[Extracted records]

####

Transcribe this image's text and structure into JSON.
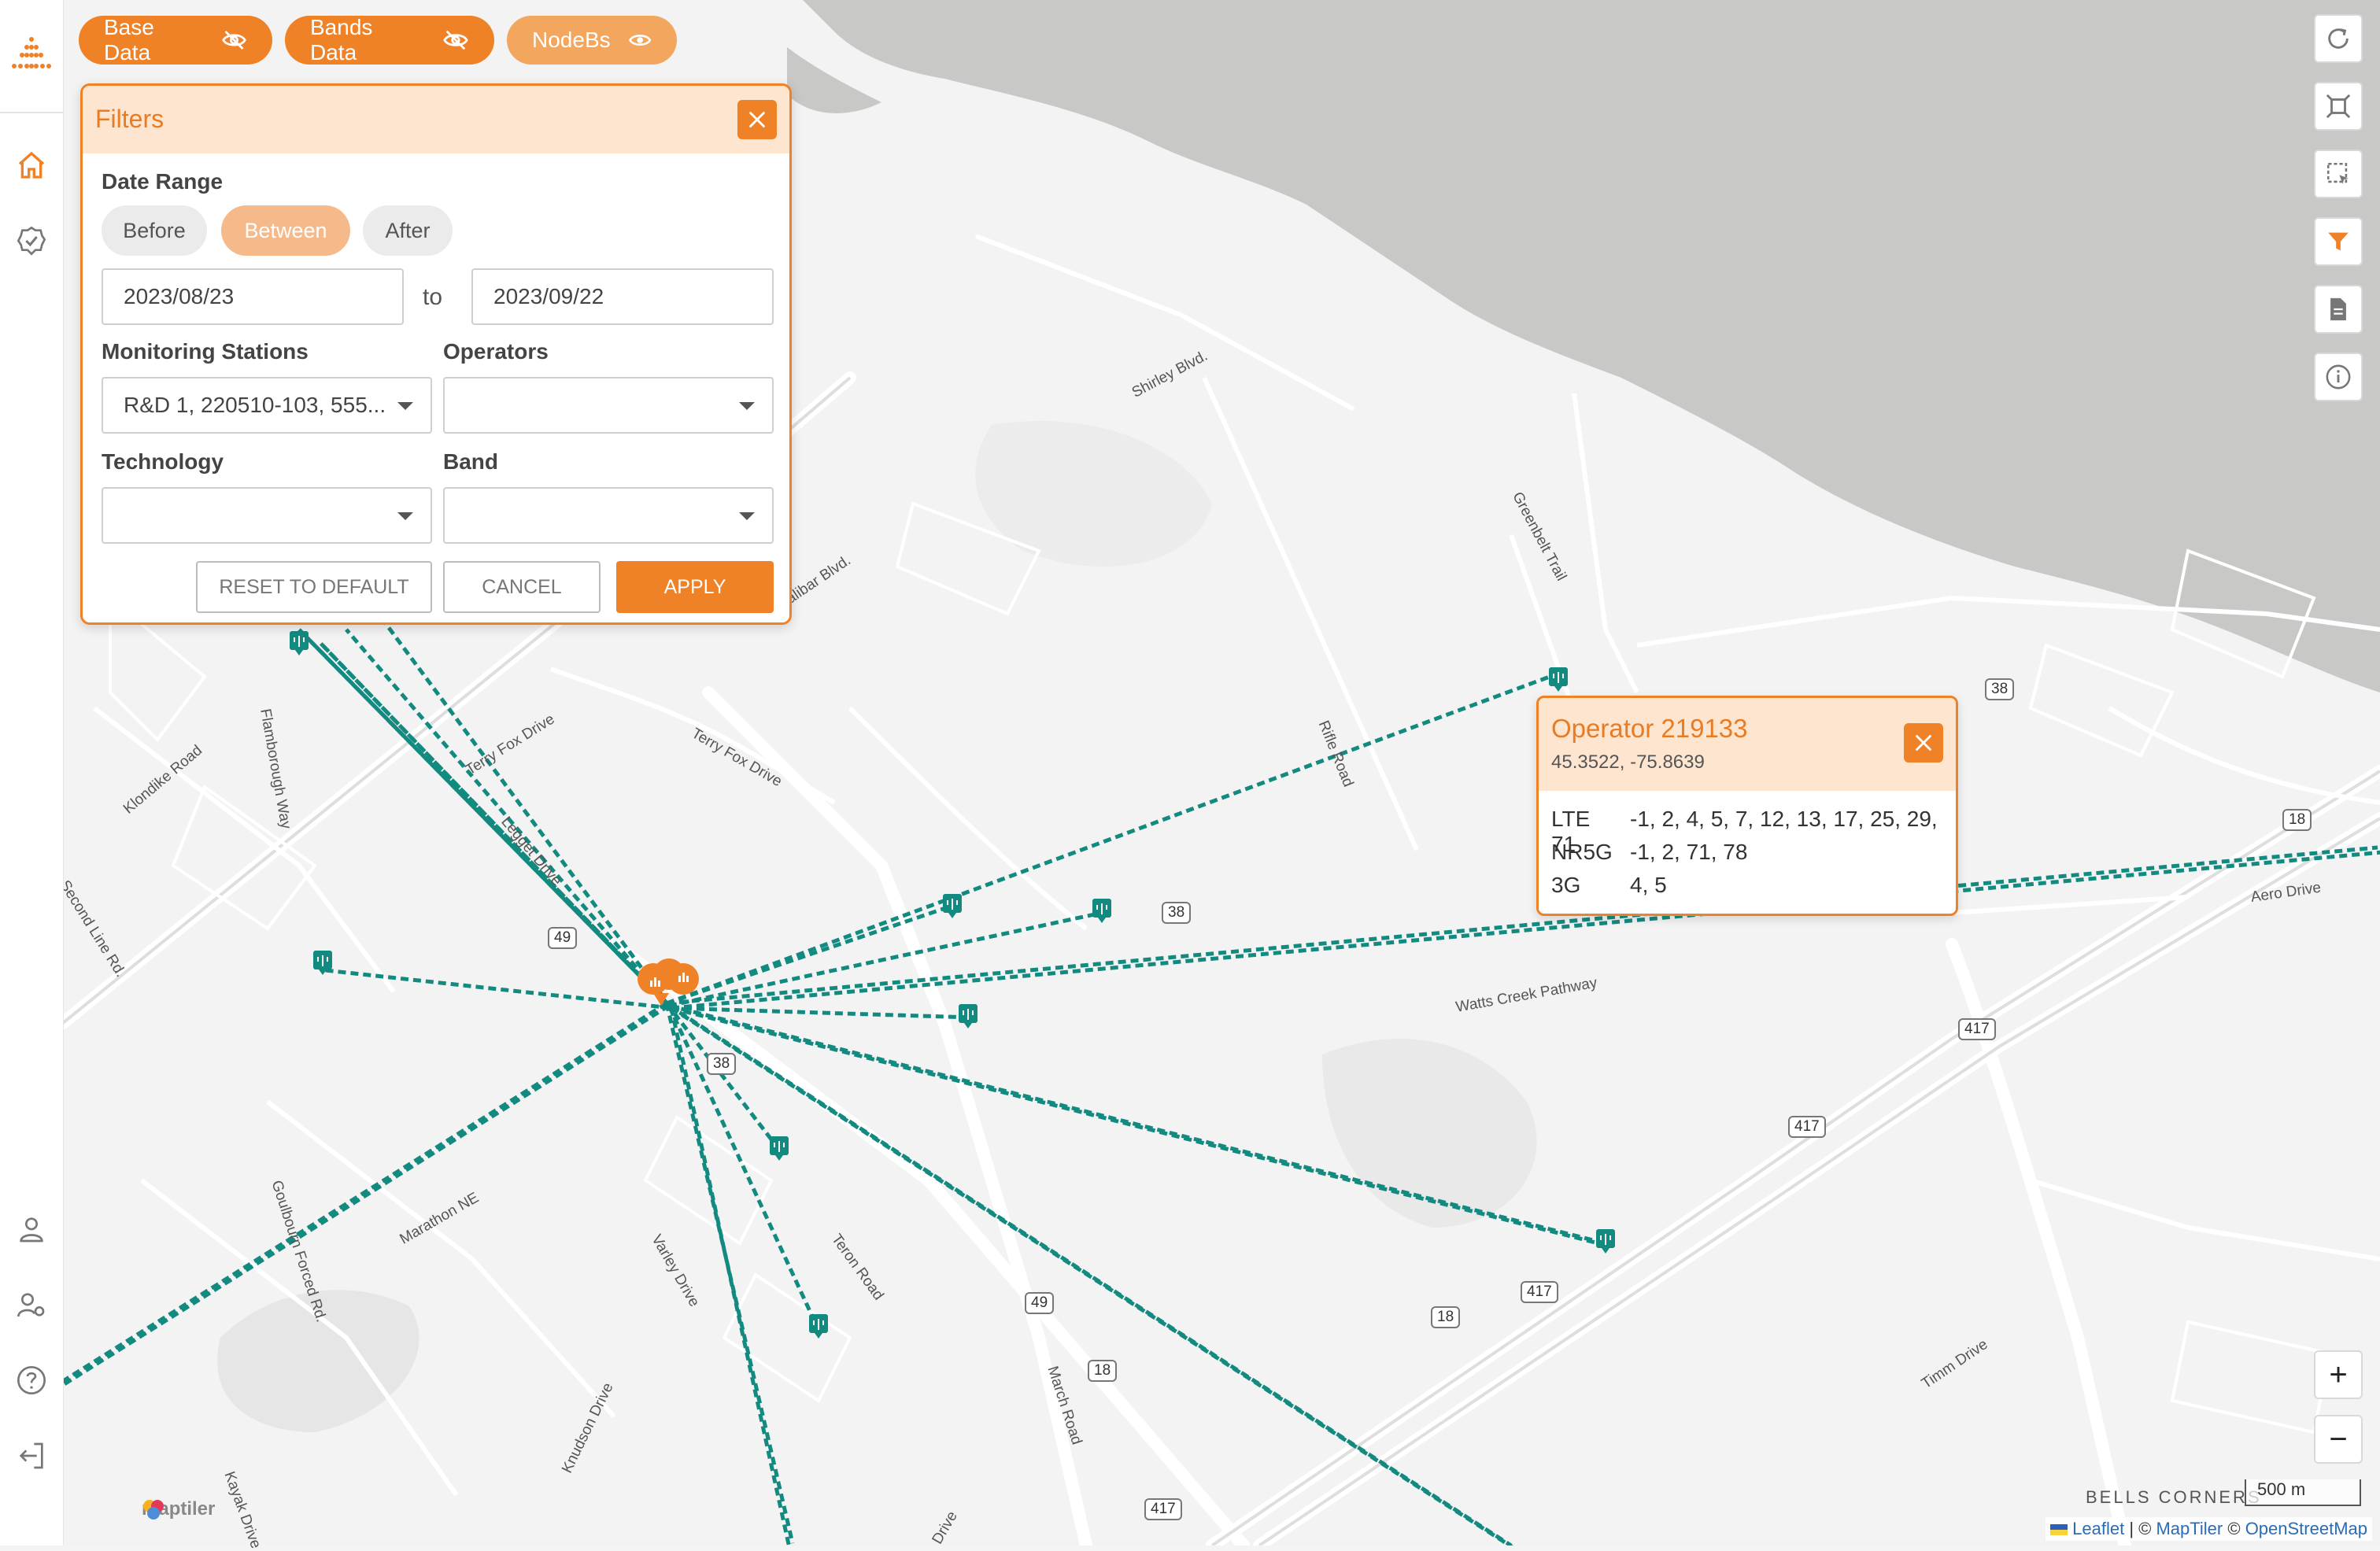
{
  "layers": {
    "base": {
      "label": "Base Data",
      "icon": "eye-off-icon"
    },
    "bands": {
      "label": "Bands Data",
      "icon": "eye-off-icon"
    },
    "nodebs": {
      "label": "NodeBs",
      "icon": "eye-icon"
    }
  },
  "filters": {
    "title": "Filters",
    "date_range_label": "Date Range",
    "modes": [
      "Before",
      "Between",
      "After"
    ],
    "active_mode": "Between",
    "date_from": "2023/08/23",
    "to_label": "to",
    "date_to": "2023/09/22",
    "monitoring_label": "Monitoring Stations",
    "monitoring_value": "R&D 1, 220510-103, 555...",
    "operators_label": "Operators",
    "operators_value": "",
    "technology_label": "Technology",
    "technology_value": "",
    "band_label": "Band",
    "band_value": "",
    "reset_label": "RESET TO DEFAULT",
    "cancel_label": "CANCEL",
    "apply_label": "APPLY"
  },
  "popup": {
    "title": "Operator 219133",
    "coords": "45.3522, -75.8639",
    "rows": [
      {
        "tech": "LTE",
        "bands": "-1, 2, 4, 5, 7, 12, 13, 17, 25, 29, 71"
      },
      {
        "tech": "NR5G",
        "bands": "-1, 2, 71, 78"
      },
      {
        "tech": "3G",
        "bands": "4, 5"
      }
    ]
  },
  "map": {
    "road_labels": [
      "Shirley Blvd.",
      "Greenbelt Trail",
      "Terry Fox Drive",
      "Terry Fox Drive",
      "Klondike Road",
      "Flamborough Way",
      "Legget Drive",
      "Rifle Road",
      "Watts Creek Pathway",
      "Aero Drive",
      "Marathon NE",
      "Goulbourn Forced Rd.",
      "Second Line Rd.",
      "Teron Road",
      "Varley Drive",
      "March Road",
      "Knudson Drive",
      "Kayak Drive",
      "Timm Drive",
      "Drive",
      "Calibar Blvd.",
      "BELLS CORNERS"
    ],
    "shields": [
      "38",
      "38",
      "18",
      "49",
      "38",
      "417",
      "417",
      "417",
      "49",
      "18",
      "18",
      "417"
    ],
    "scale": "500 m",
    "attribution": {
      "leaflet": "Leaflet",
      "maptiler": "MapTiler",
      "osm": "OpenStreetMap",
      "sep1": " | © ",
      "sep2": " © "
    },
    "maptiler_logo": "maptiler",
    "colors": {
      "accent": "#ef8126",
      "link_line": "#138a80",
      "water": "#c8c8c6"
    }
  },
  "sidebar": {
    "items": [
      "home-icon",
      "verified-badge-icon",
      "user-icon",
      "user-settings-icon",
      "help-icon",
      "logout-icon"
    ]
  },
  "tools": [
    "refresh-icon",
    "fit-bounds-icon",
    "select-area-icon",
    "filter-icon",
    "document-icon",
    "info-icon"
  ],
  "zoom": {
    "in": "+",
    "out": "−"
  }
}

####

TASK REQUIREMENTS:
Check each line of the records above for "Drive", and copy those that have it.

OUTPUT FOR THIS EXERCISE:
      "Terry Fox Drive",
      "Terry Fox Drive",
      "Legget Drive",
      "Aero Drive",
      "Varley Drive",
      "Knudson Drive",
      "Kayak Drive",
      "Timm Drive",
      "Drive",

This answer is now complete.